 Whilst the story itself may be over 90 years old, this production directed by Lucy Bailey, manages to stay true to the roots whilst injecting some more modern styles of storytelling. Flashbacks and slow-motion sequences give the audience a glimpse into the secret pasts of the characters, and voiceovers create a number of dream like moments throughout. That being said, I can’t say that all of these more modern moments fit perfectly in my opinion. A slow-motion dance like sequence with a jazzy soundtrack bathed in red light seemed out of place, and its only thinking about it the following day that I realise what I think it was trying to portray, the madness sinking in, the realisation that they may not make it off the island alive. An interesting choice, and one that may just miss the mark for me.


The set, designed by Mike Britton is simplistic, highlighting the modernist style of the in between war era of vast spaces and limited furniture, statement pieces and soft fabrics. A bearskin rug is the largest feature of the living room, with a dining table and the soldier’s highlighted at all times. A see-through curtain splits the stage in two length ways, creating depth and a feeling of more space. The curtain itself, pretty and effective in sight but perhaps a little messy in use at times, with cast members seemingly struggling slightly to find the opening to move from one side of the stage to the other.

 Christie herself did not feel that ‘And Then There Were None’ was her best play, but she did declare that it was her best piece of ‘craftsmanship’, and I have to agree. The story is wickedly clever, full of twists and turns and secrets that appear from nowhere even when you think that you know everything.
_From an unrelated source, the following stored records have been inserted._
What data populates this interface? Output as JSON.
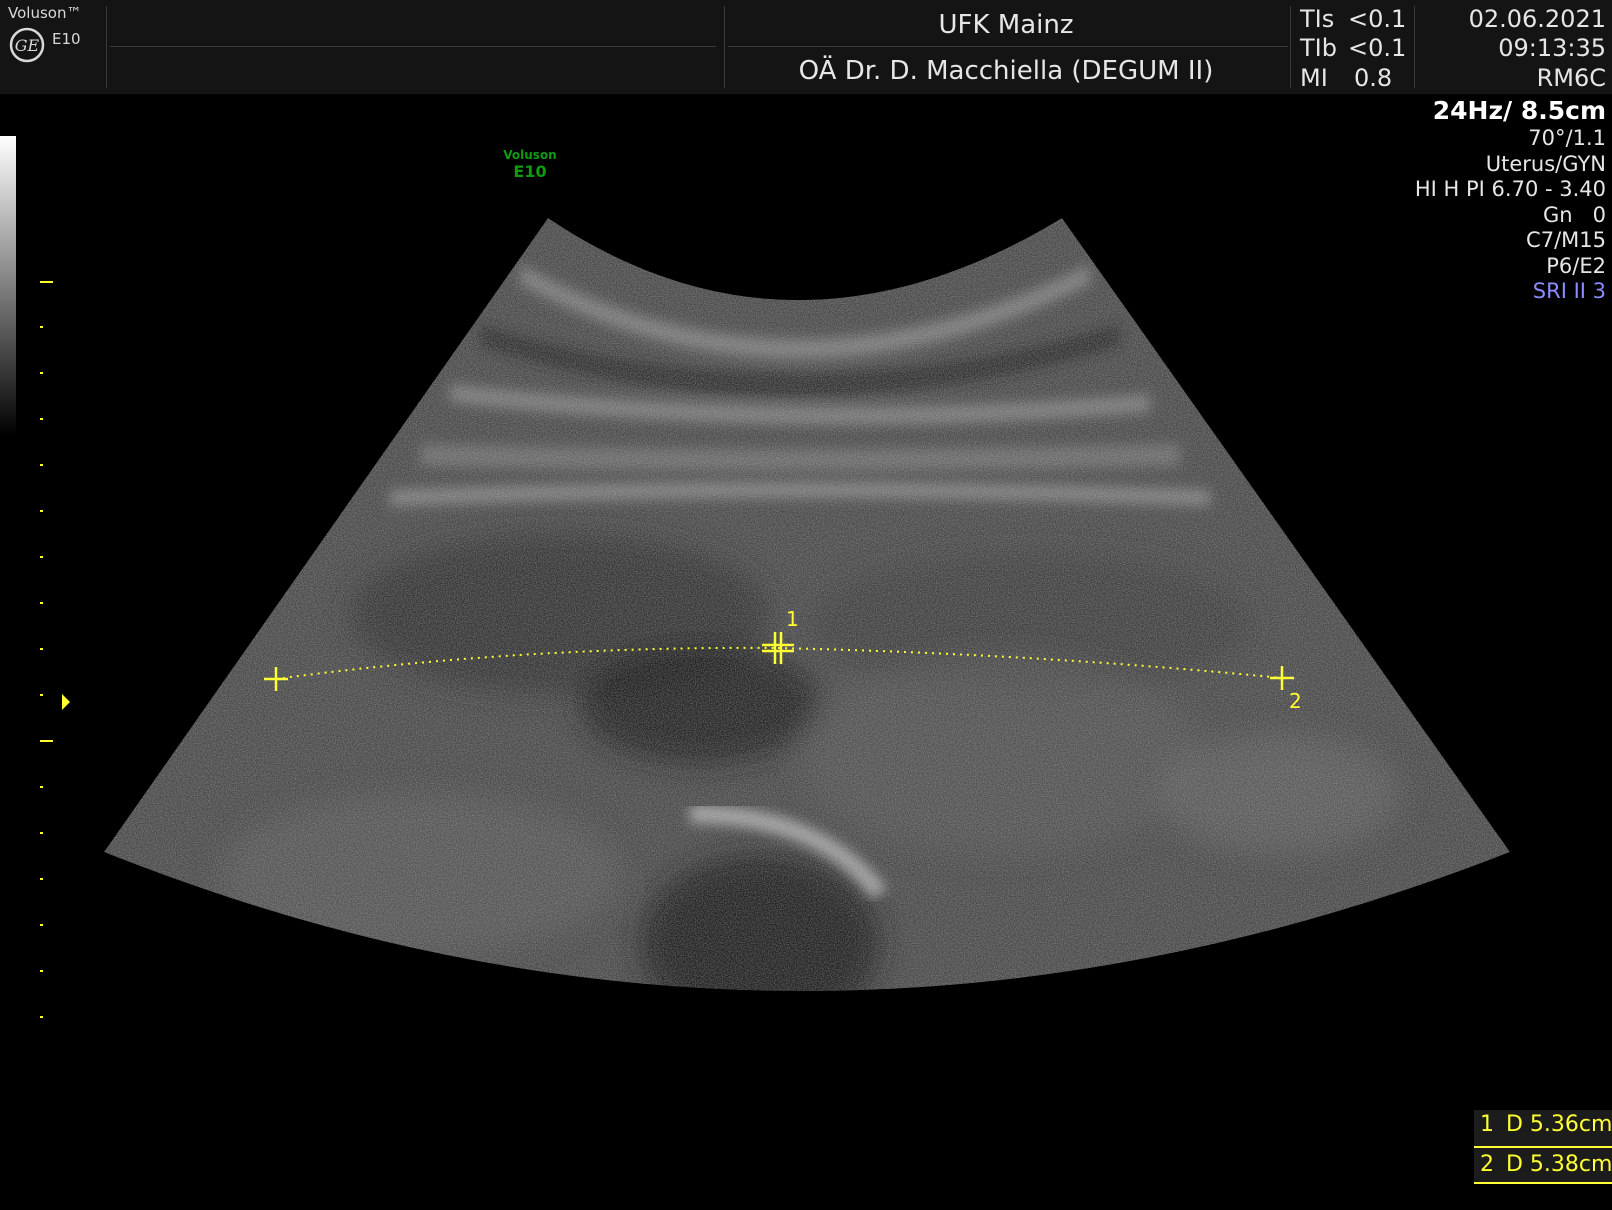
{
  "header": {
    "brand": "Voluson™",
    "model": "E10",
    "logo_icon": "ge-logo-icon",
    "institution": "UFK Mainz",
    "operator": "OÄ Dr. D. Macchiella (DEGUM II)",
    "indices": [
      {
        "label": "TIs",
        "value": "<0.1"
      },
      {
        "label": "TIb",
        "value": "<0.1"
      },
      {
        "label": "MI",
        "value": "0.8"
      }
    ],
    "date": "02.06.2021",
    "time": "09:13:35",
    "probe": "RM6C"
  },
  "image_logo": {
    "line1": "Voluson",
    "line2": "E10"
  },
  "params": {
    "frame_depth": "24Hz/ 8.5cm",
    "angle": "70°/1.1",
    "preset": "Uterus/GYN",
    "harmonic": "HI H PI 6.70 - 3.40",
    "gain": "Gn   0",
    "contrast": "C7/M15",
    "power": "P6/E2",
    "sri": "SRI II 3"
  },
  "markers": {
    "m1": "1",
    "m2": "2"
  },
  "measurements": [
    {
      "index": "1",
      "text": "D 5.36cm"
    },
    {
      "index": "2",
      "text": "D 5.38cm"
    }
  ],
  "colors": {
    "measurement": "#ffff33",
    "logo_green": "#0f9b0f",
    "sri": "#8a8cff",
    "background": "#000000"
  }
}
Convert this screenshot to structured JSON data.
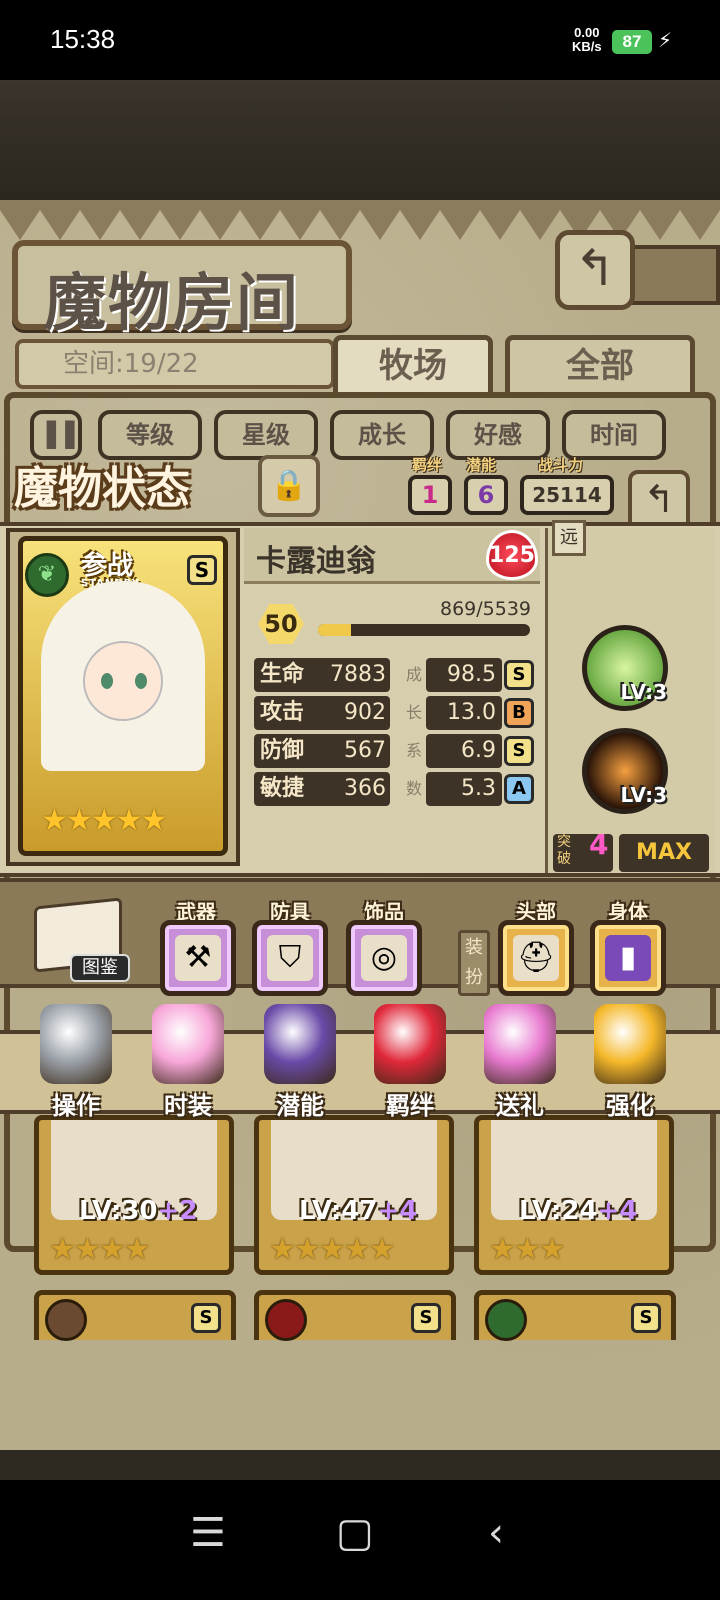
{
  "status_bar": {
    "time": "15:38",
    "net_speed_value": "0.00",
    "net_speed_unit": "KB/s",
    "battery": "87"
  },
  "room": {
    "title": "魔物房间",
    "space_label": "空间:19/22",
    "tabs": [
      "牧场",
      "全部"
    ],
    "sort_buttons": [
      "等级",
      "星级",
      "成长",
      "好感",
      "时间"
    ]
  },
  "monster": {
    "panel_title": "魔物状态",
    "bond_label": "羁绊",
    "bond_value": "1",
    "potential_label": "潜能",
    "potential_value": "6",
    "power_label": "战斗力",
    "power_value": "25114",
    "card_badge": "参战",
    "card_badge_sub": "STANDBY",
    "card_grade": "S",
    "stars": "★★★★★",
    "name": "卡露迪翁",
    "affection": "125",
    "level": "50",
    "exp_text": "869/5539",
    "exp_progress": 0.157,
    "growth_vertical_label": [
      "成",
      "长",
      "系",
      "数"
    ],
    "stats": [
      {
        "label": "生命",
        "value": "7883",
        "growth": "98.5",
        "grade": "S",
        "grade_color": "#f2e08a"
      },
      {
        "label": "攻击",
        "value": "902",
        "growth": "13.0",
        "grade": "B",
        "grade_color": "#f0a45a"
      },
      {
        "label": "防御",
        "value": "567",
        "growth": "6.9",
        "grade": "S",
        "grade_color": "#f2e08a"
      },
      {
        "label": "敏捷",
        "value": "366",
        "growth": "5.3",
        "grade": "A",
        "grade_color": "#8ac8f2"
      }
    ],
    "range": "远",
    "skills": [
      {
        "name": "leaf-skill-icon",
        "level": "LV:3",
        "color": "#6fcf3a"
      },
      {
        "name": "fire-sword-skill-icon",
        "level": "LV:3",
        "color": "#e06a1a"
      }
    ],
    "breakthrough_label": "突破",
    "breakthrough_value": "4",
    "max_label": "MAX"
  },
  "equipment": {
    "codex_label": "图鉴",
    "dress_label": "装扮",
    "slots": [
      {
        "label": "武器",
        "icon": "scythe-icon"
      },
      {
        "label": "防具",
        "icon": "cloak-icon"
      },
      {
        "label": "饰品",
        "icon": "ring-icon"
      },
      {
        "label": "头部",
        "icon": "headband-icon"
      },
      {
        "label": "身体",
        "icon": "book-icon"
      }
    ]
  },
  "actions": [
    {
      "label": "操作",
      "icon": "gear-icon",
      "color": "#9aa0a8"
    },
    {
      "label": "时装",
      "icon": "outfit-icon",
      "color": "#f7a6d8"
    },
    {
      "label": "潜能",
      "icon": "demon-icon",
      "color": "#6a4aa8"
    },
    {
      "label": "羁绊",
      "icon": "hearts-icon",
      "color": "#e0283a"
    },
    {
      "label": "送礼",
      "icon": "gift-icon",
      "color": "#e87ad0"
    },
    {
      "label": "强化",
      "icon": "arrow-up-icon",
      "color": "#f5b82a"
    }
  ],
  "monster_list": [
    {
      "level": "LV:30",
      "bonus": "+2",
      "stars": "★★★★"
    },
    {
      "level": "LV:47",
      "bonus": "+4",
      "stars": "★★★★★"
    },
    {
      "level": "LV:24",
      "bonus": "+4",
      "stars": "★★★"
    }
  ],
  "monster_list_row2": [
    {
      "element_color": "#6a4a30",
      "grade": "S"
    },
    {
      "element_color": "#8a1a1a",
      "grade": "S"
    },
    {
      "element_color": "#2f6a2f",
      "grade": "S"
    }
  ]
}
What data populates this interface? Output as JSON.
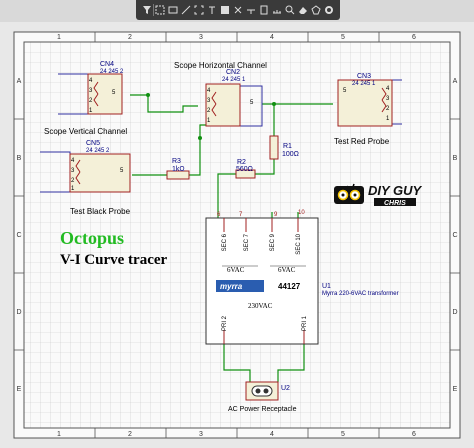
{
  "toolbar": {
    "tools": [
      "filter-icon",
      "marquee-icon",
      "rectangle-icon",
      "wire-icon",
      "fit-icon",
      "text-icon",
      "bus-icon",
      "no-connect-icon",
      "junction-icon",
      "component-icon",
      "ruler-icon",
      "zoom-icon",
      "eraser-icon",
      "polygon-icon",
      "settings-icon"
    ]
  },
  "frame": {
    "cols": [
      "1",
      "2",
      "3",
      "4",
      "5",
      "6"
    ],
    "rows": [
      "A",
      "B",
      "C",
      "D",
      "E"
    ]
  },
  "title": {
    "line1": "Octopus",
    "line2": "V-I Curve tracer"
  },
  "logo": {
    "line1": "DIY GUY",
    "line2": "CHRIS"
  },
  "connectors": {
    "cn4": {
      "ref": "CN4",
      "value": "24 245 2",
      "label": "Scope Vertical Channel",
      "pins": [
        "4",
        "3",
        "2",
        "1",
        "5"
      ]
    },
    "cn5": {
      "ref": "CN5",
      "value": "24 245 2",
      "label": "Test Black Probe",
      "pins": [
        "4",
        "3",
        "2",
        "1",
        "5"
      ]
    },
    "cn2": {
      "ref": "CN2",
      "value": "24 245 1",
      "label": "Scope Horizontal Channel",
      "pins": [
        "4",
        "3",
        "2",
        "1",
        "5"
      ]
    },
    "cn3": {
      "ref": "CN3",
      "value": "24 245 1",
      "label": "Test Red Probe",
      "pins": [
        "5",
        "4",
        "3",
        "2",
        "1"
      ]
    }
  },
  "resistors": {
    "r1": {
      "ref": "R1",
      "value": "100Ω"
    },
    "r2": {
      "ref": "R2",
      "value": "560Ω"
    },
    "r3": {
      "ref": "R3",
      "value": "1kΩ"
    }
  },
  "transformer": {
    "ref": "U1",
    "desc": "Myrra 220-6VAC transformer",
    "sec6": "SEC 6",
    "sec7": "SEC 7",
    "sec9": "SEC 9",
    "sec10": "SEC 10",
    "pin6": "6",
    "pin7": "7",
    "pin9": "9",
    "pin10": "10",
    "vac_left": "6VAC",
    "vac_right": "6VAC",
    "brand": "myrra",
    "part": "44127",
    "primary": "230VAC",
    "pri2": "PRI 2",
    "pri1": "PRI 1"
  },
  "receptacle": {
    "ref": "U2",
    "label": "AC Power Receptacle"
  }
}
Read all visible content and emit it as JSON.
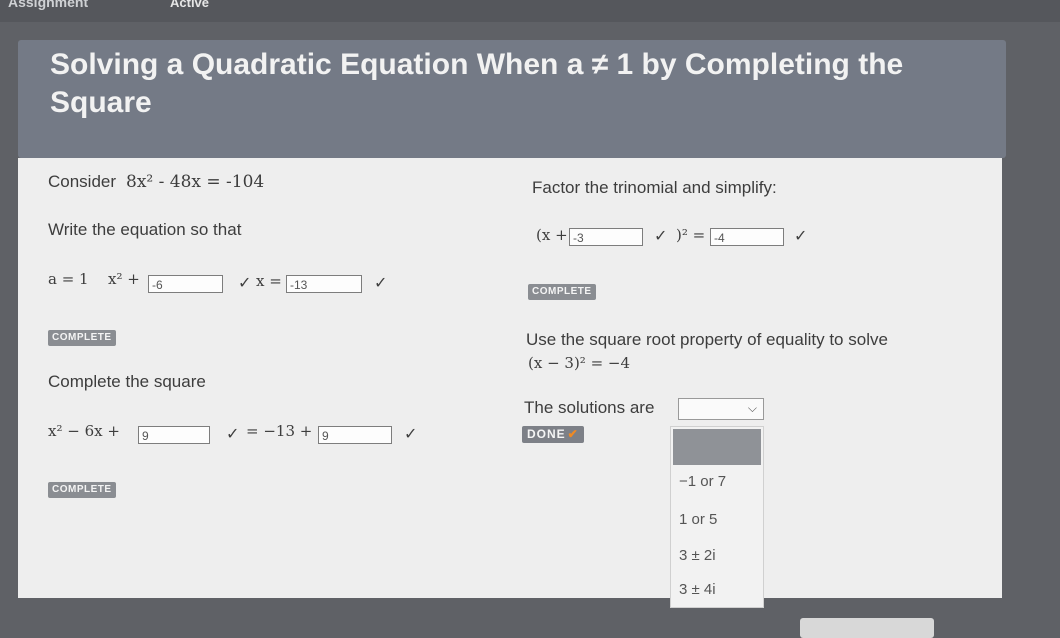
{
  "topbar": {
    "crumb": "Assignment",
    "status": "Active"
  },
  "header": {
    "title": "Solving a Quadratic Equation When a ≠ 1 by Completing the Square"
  },
  "left": {
    "consider_label": "Consider",
    "equation": "8x² - 48x = -104",
    "write_label": "Write the equation so that",
    "a_eq": "a = 1",
    "x2_plus": "x² +",
    "input_b": "-6",
    "x_eq": "x =",
    "input_c": "-13",
    "complete_btn_1": "COMPLETE",
    "complete_square_label": "Complete the square",
    "square_lhs": "x² − 6x +",
    "input_sq1": "9",
    "square_rhs": "= −13 +",
    "input_sq2": "9",
    "complete_btn_2": "COMPLETE"
  },
  "right": {
    "factor_label": "Factor the trinomial and simplify:",
    "factor_lhs": "(x +",
    "input_f1": "-3",
    "factor_mid": ")² =",
    "input_f2": "-4",
    "complete_btn_3": "COMPLETE",
    "sqrt_label": "Use the square root property of equality to solve",
    "sqrt_eq": "(x − 3)² = −4",
    "solutions_label": "The solutions are",
    "done_btn": "DONE",
    "done_check": "✔",
    "options": [
      "−1 or 7",
      "1 or 5",
      "3 ± 2i",
      "3 ± 4i"
    ]
  },
  "icons": {
    "check": "✓"
  }
}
It is masterfully crafted.


In conclusion, ‘And Then There Was None’ is everything that you could want in a classic ‘whodunnit’, continuing to prove that the genre will never fade in popularity and that Christie’s still in twisting a tale cannot be rivalled.




bottom of page